## Description of the task
Which lines in the records below contain the word "this"? Copy each of them.
[Supplied data Boundary: Start]
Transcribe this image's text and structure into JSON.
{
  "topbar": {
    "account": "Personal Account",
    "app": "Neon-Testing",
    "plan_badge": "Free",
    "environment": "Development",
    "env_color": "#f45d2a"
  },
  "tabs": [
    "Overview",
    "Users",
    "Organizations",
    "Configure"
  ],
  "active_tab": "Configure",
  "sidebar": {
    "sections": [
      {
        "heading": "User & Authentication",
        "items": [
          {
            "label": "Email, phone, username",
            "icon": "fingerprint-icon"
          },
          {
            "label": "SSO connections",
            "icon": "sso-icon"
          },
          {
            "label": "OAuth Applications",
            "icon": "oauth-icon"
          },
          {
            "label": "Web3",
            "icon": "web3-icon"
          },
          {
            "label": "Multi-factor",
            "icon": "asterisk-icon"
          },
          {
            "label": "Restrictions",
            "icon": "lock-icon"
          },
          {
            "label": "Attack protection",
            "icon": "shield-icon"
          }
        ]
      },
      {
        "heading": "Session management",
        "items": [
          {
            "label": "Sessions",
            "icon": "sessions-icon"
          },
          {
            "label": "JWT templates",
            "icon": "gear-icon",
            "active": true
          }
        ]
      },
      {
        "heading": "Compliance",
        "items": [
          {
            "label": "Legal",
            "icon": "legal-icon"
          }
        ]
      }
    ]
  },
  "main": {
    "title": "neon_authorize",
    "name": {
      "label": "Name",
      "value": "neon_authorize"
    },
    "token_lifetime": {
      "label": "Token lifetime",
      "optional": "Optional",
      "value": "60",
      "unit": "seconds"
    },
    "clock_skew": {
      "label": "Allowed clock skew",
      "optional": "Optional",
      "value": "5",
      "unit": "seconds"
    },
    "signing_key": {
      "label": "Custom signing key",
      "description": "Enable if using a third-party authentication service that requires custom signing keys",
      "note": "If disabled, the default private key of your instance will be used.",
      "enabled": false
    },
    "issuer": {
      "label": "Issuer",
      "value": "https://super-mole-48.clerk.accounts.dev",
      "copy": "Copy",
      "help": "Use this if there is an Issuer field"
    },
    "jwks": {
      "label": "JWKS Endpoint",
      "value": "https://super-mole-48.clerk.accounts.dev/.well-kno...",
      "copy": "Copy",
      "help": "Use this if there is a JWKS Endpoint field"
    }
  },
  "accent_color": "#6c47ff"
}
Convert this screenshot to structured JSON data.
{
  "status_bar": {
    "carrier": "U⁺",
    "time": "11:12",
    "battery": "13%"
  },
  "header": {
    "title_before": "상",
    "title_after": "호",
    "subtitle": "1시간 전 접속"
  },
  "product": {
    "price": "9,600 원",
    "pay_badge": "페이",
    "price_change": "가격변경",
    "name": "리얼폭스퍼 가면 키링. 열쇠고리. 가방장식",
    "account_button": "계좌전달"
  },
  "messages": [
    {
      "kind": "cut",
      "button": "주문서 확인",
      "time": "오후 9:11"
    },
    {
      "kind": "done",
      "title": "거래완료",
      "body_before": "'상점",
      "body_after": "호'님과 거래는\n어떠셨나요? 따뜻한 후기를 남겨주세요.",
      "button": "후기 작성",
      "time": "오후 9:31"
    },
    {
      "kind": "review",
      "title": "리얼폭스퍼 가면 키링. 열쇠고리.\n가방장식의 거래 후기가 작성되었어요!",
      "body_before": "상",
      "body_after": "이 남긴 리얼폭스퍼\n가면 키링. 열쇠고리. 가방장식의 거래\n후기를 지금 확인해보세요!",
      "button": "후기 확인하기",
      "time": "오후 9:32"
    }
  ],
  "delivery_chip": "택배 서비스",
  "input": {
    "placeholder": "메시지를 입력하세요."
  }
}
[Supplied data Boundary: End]
## Finished task
Transcribe this image's text and structure into JSON.
      "help": "Use this if there is an Issuer field"
      "help": "Use this if there is a JWKS Endpoint field"
Convert this screenshot to structured JSON data.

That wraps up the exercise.